to lead the tide into ourselves,

to let the moon drag our bodies
into the ocean’s boundless mirrors

where, enveloped in reflections,
we could only gasp for air.

 

(originally published in Metonym, Fall 2017)

Breakfast

I forgot about the Honey Nut Cheerios
I left on the counter in the kitchen.

Brought it to my room after my coffee,
grains soggy, milk sweet. Tried eating it

anyway but fell apart in sugary disintegration.
So I gave up. That’s usually what happens–

a few bites and that’s enough. I let it sit,
let it warm in the morning’s cool, gradual rise

to afternoon heat thinking about the satisfying
crunch it should give me, how I could have clamored

for seconds. I caress the silver spoon in deep
to slow splash and clank. This is what it becomes:

a pool of not-good-enough and I can’t will myself
to lift the ceramic altar to my lips to drink.
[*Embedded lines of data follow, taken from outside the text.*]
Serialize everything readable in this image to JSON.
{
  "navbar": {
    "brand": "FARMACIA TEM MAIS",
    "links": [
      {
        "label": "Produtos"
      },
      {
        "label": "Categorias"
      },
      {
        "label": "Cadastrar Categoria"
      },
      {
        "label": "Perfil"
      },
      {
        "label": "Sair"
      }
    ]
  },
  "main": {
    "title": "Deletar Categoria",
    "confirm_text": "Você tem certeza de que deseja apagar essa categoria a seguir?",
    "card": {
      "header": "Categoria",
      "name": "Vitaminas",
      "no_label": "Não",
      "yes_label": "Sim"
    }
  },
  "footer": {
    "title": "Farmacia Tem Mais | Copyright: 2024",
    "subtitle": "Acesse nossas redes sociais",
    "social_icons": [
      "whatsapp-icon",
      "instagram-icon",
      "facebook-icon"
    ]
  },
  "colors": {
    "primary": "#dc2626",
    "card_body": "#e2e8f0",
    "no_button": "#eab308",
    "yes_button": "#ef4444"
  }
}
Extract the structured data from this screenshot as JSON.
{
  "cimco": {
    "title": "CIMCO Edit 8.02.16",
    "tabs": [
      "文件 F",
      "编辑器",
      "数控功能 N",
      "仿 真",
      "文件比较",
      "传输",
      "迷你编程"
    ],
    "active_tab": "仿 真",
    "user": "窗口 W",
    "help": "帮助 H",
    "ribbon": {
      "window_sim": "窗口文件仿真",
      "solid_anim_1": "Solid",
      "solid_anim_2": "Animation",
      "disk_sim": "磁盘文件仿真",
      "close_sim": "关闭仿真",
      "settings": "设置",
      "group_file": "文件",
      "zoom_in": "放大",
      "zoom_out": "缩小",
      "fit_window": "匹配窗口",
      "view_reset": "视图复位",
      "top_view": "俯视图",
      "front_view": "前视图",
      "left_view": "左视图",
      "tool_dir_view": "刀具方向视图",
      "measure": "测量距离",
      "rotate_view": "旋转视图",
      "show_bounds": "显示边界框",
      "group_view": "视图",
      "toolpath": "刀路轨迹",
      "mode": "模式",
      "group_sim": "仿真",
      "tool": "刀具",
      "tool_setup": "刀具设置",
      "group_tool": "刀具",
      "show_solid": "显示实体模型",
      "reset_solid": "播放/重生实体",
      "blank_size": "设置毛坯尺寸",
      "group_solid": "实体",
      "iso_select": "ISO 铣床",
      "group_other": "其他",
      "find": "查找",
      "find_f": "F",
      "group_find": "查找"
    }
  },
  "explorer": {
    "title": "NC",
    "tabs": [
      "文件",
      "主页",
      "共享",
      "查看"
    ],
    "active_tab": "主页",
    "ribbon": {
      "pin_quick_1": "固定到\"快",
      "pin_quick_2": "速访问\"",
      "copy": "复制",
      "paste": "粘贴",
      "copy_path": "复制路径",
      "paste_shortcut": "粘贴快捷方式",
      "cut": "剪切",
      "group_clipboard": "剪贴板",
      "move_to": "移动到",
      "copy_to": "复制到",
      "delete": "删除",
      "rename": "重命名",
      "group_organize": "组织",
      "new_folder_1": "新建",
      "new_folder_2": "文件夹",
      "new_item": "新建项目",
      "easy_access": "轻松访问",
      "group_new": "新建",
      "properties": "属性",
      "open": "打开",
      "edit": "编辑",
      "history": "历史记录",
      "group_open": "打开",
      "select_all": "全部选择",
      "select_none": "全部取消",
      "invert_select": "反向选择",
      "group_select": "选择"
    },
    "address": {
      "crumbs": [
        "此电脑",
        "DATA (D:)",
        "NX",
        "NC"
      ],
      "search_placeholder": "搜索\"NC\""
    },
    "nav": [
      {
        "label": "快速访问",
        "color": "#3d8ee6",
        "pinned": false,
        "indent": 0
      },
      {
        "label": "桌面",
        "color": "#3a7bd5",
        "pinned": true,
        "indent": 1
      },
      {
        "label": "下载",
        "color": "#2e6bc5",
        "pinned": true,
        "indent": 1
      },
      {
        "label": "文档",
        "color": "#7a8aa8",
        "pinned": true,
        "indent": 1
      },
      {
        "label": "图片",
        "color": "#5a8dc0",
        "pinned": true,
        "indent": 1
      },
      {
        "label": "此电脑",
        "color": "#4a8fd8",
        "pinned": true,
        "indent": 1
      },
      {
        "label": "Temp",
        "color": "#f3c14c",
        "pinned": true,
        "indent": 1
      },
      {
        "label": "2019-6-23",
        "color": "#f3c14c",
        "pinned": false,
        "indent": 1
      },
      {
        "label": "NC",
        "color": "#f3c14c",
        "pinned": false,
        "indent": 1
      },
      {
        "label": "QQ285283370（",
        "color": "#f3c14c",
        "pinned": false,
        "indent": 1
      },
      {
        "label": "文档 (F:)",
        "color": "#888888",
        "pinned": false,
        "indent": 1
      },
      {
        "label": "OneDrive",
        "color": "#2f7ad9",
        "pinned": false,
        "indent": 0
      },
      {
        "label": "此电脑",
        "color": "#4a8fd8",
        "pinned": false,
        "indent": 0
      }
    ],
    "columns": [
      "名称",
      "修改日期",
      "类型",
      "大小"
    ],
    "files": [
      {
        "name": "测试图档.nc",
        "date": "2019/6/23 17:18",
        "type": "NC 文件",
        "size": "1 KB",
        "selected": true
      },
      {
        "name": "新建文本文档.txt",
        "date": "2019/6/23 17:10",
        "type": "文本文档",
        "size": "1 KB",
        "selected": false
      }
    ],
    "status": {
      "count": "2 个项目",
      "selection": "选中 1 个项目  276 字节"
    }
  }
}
I stare

at bottomless milk and know I live somewhere drowning
in this disappointment treading out to some delicious

shore somewhere only I know how to live, but here’s
this stale frothy white, stagnant in my bowl,

and me hovering lamenting stressing
over something fixable.

 

(originally published in The Remembered Arts Journal, Winter 2017)

Pool-Blue

We lounge by the pool
& sink before entering.

Its blue averts new colors.
It’s simple: I don’t know how to love

without drowning,
lungs flooding with chlorine.

I never want to dive into the deep
& forget how to breathe

but I followed & found to love
is to leave your fins on land–

but silent in the deep, lungs
rationing air, I want us never to open

our eyes underwater to find
the pool colorless– that we

will always see the blue
the water does not have.

 

(originally published in GNU Journal, Winter 2017)